This result is remarkable considering that the ten galaxies span three orders of magnitude in mass, and five orders of magnitude in angular momenta [2] .

We consider dark matter that is dominated by a single type of particle of mass ${m}_{h}$ . We assume that dark matter decoupled from the Standard Model sector and from self-annihilation while still ultra-relativistic. Then from ${v}_{h\text{rms}}\left(1\right)$ we obtain directly the expansion parameter at which dark matter becomes non-relativistic:

${a}_{h\text{NR}}\approx \frac{{v}_{h\text{rms}}\left(1\right)}{c}\mathrm{,}$ (25)

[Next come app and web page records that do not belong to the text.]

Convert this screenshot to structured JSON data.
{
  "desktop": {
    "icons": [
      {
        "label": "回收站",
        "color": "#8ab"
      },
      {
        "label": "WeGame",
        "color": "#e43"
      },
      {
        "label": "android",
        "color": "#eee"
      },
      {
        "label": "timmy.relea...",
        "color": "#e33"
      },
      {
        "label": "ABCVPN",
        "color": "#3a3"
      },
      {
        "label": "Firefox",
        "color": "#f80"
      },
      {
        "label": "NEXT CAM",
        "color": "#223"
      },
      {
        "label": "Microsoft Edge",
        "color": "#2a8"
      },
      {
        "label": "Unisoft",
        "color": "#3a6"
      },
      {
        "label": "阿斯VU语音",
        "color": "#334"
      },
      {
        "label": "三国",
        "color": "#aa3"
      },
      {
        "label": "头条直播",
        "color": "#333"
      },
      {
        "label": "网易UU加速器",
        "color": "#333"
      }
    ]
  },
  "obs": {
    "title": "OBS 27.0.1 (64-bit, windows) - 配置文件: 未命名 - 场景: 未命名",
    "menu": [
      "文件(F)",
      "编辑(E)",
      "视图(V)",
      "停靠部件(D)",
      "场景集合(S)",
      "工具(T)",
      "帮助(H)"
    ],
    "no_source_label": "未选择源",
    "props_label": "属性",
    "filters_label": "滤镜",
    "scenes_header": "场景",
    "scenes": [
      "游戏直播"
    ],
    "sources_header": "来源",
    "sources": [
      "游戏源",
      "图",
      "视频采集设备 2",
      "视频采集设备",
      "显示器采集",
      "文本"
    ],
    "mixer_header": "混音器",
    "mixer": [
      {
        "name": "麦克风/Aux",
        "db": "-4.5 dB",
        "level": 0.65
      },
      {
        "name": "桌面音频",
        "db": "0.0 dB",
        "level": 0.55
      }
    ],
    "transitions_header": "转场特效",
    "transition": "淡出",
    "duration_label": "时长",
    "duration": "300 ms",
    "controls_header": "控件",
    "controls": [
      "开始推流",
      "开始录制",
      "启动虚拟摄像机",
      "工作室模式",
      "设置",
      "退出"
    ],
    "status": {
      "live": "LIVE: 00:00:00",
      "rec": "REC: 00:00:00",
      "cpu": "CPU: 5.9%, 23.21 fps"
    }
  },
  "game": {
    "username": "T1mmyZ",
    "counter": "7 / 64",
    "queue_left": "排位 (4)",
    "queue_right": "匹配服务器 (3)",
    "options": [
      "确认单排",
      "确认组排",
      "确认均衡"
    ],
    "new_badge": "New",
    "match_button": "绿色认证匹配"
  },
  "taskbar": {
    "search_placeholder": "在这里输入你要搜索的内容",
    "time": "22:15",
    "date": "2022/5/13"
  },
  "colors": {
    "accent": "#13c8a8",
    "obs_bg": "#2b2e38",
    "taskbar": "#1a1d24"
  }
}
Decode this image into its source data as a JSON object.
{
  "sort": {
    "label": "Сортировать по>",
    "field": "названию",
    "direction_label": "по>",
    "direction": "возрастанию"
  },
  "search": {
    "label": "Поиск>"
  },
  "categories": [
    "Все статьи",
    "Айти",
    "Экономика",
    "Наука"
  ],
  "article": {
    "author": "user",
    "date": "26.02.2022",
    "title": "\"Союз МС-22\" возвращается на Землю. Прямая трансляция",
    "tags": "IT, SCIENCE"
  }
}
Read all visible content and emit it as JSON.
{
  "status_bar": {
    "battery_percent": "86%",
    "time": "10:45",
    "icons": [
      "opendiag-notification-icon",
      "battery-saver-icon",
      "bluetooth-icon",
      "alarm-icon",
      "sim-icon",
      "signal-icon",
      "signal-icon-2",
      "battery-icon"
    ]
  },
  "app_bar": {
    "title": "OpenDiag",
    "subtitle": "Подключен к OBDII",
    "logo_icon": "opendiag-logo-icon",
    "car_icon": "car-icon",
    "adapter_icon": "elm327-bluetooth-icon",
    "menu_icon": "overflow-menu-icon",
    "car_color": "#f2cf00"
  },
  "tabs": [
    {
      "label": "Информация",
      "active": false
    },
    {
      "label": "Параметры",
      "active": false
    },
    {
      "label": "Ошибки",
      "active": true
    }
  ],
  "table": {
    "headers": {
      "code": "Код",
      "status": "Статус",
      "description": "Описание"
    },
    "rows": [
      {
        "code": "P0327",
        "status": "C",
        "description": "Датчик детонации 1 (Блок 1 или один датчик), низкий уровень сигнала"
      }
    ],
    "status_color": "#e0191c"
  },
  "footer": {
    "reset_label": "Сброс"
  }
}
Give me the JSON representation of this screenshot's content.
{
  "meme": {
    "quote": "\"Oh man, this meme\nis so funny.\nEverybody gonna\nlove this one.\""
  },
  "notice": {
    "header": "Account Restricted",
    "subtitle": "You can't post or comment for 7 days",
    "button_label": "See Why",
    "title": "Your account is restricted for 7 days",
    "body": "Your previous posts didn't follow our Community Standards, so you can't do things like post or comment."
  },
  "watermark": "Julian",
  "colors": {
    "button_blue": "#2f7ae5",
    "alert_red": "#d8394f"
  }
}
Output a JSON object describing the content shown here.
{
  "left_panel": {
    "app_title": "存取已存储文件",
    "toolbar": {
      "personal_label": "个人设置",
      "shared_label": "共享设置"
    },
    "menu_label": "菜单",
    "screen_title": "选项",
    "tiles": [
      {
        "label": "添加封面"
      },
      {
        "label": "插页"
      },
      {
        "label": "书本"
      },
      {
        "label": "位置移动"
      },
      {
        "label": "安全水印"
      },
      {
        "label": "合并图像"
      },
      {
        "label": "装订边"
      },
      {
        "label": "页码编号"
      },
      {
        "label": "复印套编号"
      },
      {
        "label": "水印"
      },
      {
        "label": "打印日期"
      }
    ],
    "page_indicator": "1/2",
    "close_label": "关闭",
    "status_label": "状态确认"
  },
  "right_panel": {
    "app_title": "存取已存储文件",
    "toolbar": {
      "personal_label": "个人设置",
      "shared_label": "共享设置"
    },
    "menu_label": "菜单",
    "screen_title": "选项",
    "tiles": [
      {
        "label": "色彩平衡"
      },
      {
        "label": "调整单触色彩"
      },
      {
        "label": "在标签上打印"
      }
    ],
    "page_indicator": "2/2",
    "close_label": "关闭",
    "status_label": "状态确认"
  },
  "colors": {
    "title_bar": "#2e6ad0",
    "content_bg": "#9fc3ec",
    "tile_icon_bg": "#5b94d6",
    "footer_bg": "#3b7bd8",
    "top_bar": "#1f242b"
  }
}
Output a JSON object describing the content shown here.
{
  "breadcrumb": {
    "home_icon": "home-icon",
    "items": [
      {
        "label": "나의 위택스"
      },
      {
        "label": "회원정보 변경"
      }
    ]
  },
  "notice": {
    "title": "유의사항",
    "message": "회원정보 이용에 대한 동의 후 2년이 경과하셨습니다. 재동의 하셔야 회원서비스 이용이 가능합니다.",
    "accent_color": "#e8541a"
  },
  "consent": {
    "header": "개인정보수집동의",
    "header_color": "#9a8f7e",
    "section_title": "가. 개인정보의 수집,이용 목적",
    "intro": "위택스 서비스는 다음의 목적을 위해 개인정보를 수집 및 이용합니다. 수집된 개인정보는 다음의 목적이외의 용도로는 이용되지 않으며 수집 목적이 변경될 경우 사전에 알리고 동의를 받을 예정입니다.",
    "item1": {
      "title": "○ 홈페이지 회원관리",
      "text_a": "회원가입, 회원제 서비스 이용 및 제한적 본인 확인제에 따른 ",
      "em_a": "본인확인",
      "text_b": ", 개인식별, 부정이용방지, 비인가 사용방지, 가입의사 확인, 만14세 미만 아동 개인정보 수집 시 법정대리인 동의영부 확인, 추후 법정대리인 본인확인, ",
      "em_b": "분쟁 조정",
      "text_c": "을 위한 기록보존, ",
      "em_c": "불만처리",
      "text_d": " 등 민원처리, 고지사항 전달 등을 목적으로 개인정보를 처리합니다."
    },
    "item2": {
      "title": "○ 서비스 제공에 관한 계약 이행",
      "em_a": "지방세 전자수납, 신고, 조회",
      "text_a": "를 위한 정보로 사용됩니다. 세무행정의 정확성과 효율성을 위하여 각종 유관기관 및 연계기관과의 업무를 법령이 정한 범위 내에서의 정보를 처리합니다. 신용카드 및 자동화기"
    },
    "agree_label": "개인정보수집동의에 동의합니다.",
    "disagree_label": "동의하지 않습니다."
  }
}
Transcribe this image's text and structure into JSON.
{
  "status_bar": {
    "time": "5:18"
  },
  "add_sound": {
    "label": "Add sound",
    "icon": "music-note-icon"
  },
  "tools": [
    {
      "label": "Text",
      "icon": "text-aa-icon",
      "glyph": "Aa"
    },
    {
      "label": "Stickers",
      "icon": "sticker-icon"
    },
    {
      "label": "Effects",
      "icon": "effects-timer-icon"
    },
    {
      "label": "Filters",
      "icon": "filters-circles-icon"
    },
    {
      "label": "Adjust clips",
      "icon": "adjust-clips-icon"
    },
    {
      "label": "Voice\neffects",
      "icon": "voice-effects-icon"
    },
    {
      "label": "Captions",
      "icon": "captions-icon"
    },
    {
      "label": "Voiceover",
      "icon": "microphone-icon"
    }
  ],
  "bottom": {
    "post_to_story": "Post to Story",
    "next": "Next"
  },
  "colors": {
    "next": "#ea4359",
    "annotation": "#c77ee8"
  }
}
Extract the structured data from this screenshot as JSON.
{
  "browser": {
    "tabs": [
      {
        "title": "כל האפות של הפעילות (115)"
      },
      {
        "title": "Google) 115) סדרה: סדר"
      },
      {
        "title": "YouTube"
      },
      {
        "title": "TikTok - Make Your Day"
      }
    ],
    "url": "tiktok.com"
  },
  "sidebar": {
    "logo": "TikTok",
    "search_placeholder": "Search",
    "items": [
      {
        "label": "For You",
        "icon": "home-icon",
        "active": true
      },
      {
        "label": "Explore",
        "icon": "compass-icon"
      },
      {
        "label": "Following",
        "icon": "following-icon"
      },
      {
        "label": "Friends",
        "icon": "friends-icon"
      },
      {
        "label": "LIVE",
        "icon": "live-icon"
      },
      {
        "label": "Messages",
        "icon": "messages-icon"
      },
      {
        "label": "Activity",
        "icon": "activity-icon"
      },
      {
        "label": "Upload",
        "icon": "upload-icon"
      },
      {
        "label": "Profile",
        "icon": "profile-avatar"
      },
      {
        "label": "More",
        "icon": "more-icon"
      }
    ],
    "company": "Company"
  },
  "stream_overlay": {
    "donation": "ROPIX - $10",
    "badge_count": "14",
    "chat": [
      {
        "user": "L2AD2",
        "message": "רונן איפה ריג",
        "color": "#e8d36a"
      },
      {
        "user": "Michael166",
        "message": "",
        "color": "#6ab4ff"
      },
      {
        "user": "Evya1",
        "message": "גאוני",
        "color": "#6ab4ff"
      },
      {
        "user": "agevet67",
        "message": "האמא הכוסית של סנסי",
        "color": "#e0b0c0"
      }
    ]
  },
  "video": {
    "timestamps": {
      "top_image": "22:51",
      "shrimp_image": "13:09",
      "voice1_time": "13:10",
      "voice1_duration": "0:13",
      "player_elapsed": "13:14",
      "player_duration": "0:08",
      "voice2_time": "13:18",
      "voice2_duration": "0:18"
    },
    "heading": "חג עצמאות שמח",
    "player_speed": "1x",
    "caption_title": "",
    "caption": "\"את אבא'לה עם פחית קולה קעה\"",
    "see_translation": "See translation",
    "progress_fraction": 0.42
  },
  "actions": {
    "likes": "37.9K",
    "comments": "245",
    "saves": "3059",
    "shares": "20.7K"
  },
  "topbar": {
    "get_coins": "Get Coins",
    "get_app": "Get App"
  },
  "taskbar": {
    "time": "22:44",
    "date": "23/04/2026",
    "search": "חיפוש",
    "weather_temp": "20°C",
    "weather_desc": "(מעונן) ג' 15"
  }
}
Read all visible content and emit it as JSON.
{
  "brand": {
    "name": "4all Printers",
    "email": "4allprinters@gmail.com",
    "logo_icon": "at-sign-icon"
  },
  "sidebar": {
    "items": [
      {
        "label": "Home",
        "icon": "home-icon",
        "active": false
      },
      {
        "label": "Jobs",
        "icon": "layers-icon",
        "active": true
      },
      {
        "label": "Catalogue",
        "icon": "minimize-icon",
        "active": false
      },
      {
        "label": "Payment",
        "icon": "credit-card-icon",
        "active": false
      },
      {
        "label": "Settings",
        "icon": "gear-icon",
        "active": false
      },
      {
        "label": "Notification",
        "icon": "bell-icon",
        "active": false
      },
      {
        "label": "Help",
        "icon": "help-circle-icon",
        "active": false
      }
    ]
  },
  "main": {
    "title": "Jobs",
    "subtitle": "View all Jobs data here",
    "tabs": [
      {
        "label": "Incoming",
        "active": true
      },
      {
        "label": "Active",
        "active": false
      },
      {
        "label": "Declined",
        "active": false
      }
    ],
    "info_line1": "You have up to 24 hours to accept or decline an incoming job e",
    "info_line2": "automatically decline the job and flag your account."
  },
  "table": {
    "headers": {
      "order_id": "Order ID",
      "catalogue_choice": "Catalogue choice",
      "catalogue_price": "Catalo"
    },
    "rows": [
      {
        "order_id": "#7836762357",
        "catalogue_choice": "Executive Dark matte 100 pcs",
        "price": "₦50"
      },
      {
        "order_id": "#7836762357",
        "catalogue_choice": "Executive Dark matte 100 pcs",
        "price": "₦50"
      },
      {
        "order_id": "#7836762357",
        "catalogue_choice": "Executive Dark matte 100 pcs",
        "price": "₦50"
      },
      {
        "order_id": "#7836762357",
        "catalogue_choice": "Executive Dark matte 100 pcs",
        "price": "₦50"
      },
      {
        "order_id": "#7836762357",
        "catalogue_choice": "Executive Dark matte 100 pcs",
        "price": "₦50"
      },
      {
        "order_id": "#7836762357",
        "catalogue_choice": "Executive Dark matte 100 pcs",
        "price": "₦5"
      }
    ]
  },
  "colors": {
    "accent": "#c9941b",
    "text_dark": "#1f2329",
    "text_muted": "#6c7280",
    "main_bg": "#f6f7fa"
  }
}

up to a threshold factor of O(1) presented in Section 5. From the adiabatic invariant ${v}_{h\text{rms}}\left(1\right)$ we also obtain the mass ${m}_{h}$ of dark matter particles, as a function of the chemical potential $\mu $ , with no input from cosmology, see (8).

The fits to spiral galaxy rotation curves allow us to set lower bounds to the dark matter particle mass ${m}_{h}$ [2] , and upper bounds to the dark matter chemical potential $\mu $ , that are not much greater than zero.

To proceed, we need to know the chemical potential $\mu $ of dark matter. We consider the scenario with $\mu =0$ which is appropriate for equal numbers of dark matter particles and anti-particles, or Majorana sterile neutrinos [5] , or dark matter that was once in diffusive equilibrium with the Standard Model sector. The upper bound to $\mu $ , obtained from the spiral galaxy rotation curves, is close to zero. A negative chemical potential would imply a dark matter temperature while ultra-relativistic higher than the temperature of the Standard Model sector, which seems implausible. In any case we proceed assuming $\mu =0$ , and obtain the results (18) to (23).

The ratio ${T}_{h}/T$ is proportional to ${v}_{h\text{rms}}{\left(1\right)}^{1/4}$ , and proportional to $1/{T}_{0}$ , so the result ${T}_{h}/T\approx 0.4$ is highly significant. A different measured adiabatic invariant ${v}_{h\text{rms}}\left(1\right)$ , or a different ${T}_{0}$ , could have obtained ${T}_{h}/T$ orders of magnitude different from unity, so the measurement ${T}_{h}/T\approx 0.4$ is strong evidence that dark matter was once in thermal equilibrium with the Standard Model sector, and gives added support to the scenario $\mu \approx 0$ .

We compare the measured ${T}_{h}/T$ and ${m}_{h}$ with expectations, see Table 7 of [2] (and extensions with other ${N}_{f}$ and ${N}_{b}$ ), and find one very good match: fermion dark matter with ${N}_{f}=2$ that decoupled in the approximate temperature range from the confinement-deconfinement transition to ${m}_{s}$ , that suggests Majorana sterile neutrino dark matter [2] ; and one marginal match for a boson with ${N}_{b}=3$ that decoupled in the temperature range from ${m}_{\pi}$ to ${m}_{c}$ .

References

[1] de Blok, W.J.G., et al. (2008) High-Resolution Rotation Curves and Galaxy Mass Models from THINGS. The Astronomical Journal, 136, 2648-2719.

https://doi.org/10.1088/0004-6256/136/6/2648

[2] Hoeneisen, B. (2019) A Study of Dark Matter with Spiral Galaxy Rotation Curves. International Journal of Astronomy and Astrophysics, 9, 71-96.

https://doi.org/10.4236/ijaa.2019.92007

[3] Tanabashi, M., et al. (Particle Data Group) (2018) The Review of Particle Physics. Physical Review D, 98, Article ID: 030001.

[4] Hoeneisen, B. (1993) Thermal Physics. Mellen Research University Press, San Francisco.

[5] Srivastava, Y.N., Widom, A. and Swain, J. (1997) Thermodynamic Equations of State for Dirac and Majorana Fermions. hep-ph/9709434.

http://cds.cern.ch/record/334578/files/9709434.pdf